**Material supplied:**
== Segment start ==
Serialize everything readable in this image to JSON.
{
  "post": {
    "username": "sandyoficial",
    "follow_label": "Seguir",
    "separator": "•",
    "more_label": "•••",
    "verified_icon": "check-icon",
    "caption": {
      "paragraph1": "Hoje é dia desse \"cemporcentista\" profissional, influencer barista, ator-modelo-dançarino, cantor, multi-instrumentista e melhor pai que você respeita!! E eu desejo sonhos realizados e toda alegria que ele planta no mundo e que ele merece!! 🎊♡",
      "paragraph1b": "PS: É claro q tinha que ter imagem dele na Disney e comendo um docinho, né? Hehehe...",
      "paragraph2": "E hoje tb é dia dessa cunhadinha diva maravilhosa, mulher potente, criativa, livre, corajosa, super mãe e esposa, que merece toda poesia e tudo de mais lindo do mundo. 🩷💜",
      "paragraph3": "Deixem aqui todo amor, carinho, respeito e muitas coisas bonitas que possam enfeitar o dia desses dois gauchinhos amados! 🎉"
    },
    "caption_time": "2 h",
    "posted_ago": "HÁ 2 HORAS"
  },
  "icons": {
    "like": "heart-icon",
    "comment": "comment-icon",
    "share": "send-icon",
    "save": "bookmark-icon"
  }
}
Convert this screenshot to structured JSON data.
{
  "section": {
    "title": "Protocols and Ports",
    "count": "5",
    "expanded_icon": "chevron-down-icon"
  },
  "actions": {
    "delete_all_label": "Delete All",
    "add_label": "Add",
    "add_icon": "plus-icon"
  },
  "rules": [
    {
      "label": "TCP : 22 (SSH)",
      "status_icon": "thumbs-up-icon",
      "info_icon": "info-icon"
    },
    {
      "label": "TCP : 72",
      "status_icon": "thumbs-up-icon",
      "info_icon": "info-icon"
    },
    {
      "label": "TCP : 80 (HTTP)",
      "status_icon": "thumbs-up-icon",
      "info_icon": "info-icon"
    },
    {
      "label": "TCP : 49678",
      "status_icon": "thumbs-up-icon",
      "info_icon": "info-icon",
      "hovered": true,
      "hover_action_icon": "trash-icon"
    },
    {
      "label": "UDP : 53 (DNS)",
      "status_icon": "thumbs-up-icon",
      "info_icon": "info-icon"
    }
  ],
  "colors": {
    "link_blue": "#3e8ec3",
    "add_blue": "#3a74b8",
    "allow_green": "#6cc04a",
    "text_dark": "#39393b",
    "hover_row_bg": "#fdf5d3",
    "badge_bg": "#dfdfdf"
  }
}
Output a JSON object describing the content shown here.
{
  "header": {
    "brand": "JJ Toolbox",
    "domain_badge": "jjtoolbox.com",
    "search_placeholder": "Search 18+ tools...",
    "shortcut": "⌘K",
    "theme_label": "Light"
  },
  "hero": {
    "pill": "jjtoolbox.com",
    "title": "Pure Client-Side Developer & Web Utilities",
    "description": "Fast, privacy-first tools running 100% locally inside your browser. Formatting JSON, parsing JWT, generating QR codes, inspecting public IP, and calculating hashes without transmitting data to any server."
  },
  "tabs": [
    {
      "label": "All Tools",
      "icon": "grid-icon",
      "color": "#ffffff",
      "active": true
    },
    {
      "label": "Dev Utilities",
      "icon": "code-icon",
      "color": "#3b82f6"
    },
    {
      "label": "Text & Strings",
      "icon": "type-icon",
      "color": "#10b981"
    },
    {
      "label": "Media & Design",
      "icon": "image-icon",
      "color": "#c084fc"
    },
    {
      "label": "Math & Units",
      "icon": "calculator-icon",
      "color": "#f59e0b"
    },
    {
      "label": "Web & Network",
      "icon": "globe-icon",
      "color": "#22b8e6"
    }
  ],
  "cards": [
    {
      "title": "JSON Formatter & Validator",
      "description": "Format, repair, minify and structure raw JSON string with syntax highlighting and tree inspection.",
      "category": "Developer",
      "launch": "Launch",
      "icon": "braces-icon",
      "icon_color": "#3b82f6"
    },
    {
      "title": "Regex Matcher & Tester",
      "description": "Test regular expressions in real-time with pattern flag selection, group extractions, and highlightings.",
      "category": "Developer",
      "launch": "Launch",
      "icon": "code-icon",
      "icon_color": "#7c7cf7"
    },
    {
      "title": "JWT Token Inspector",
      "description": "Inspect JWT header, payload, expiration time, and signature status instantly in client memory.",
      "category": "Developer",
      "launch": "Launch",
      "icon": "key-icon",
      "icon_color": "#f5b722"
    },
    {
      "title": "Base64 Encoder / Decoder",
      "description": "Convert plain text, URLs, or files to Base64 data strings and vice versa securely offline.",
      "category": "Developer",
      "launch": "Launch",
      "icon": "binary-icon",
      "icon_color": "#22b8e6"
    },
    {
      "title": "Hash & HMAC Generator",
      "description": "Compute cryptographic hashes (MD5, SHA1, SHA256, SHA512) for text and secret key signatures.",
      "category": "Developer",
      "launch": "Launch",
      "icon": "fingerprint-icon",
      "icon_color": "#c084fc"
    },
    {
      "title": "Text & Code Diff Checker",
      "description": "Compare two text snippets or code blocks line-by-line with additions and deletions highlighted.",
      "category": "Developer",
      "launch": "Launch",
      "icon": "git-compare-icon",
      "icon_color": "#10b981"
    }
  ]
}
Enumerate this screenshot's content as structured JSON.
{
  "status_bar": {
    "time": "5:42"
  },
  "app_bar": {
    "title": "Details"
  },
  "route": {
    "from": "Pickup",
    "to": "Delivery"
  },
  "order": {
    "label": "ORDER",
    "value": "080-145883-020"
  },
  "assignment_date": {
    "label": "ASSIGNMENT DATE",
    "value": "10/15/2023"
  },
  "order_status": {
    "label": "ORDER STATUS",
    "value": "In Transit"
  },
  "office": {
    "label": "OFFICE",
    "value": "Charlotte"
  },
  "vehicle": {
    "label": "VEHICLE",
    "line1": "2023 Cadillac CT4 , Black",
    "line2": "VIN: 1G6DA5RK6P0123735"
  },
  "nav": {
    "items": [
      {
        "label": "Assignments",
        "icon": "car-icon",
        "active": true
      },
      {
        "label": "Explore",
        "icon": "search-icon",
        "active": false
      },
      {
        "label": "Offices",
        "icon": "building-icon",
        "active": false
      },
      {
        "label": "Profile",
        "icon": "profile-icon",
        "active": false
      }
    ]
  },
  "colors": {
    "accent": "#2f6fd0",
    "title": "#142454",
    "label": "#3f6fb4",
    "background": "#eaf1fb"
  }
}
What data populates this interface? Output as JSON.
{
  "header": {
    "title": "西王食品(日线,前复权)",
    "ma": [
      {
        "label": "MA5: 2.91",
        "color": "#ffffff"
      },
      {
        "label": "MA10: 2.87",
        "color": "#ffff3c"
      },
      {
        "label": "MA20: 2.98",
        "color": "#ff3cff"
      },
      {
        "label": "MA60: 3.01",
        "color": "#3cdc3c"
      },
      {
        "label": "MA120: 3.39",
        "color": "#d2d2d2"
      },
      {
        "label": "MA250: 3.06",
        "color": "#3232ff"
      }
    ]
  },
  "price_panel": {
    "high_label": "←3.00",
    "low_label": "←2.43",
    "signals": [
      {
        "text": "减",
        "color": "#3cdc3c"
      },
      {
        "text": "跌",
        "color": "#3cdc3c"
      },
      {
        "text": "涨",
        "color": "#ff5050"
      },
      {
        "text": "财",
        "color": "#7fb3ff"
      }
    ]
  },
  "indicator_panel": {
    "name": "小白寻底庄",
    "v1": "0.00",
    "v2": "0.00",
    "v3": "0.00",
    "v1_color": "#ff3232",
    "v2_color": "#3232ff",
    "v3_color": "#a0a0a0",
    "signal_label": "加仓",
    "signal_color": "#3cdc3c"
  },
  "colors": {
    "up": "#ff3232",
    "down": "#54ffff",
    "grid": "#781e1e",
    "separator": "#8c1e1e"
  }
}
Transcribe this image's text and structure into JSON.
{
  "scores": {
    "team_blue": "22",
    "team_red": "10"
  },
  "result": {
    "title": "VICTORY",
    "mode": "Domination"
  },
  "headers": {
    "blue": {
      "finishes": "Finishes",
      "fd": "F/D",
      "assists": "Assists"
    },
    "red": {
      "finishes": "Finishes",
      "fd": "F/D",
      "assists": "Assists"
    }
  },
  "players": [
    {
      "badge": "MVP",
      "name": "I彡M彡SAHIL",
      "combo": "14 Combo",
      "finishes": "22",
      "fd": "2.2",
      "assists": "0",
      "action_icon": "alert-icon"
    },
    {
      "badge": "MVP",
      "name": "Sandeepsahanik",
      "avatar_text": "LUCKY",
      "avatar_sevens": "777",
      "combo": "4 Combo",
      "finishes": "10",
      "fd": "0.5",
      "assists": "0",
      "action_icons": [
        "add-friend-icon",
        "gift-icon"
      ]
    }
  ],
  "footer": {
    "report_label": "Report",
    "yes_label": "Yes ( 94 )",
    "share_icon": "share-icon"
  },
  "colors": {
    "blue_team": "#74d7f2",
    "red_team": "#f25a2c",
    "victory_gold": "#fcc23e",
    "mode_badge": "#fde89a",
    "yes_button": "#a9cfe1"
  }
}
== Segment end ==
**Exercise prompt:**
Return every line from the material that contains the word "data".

**Result of the task:**
Convert this screenshot to structured JSON data.
    "description": "Fast, privacy-first tools running 100% locally inside your browser. Formatting JSON, parsing JWT, generating QR codes, inspecting public IP, and calculating hashes without transmitting data to any server."
      "description": "Convert plain text, URLs, or files to Base64 data strings and vice versa securely offline.",
What data populates this interface? Output as JSON.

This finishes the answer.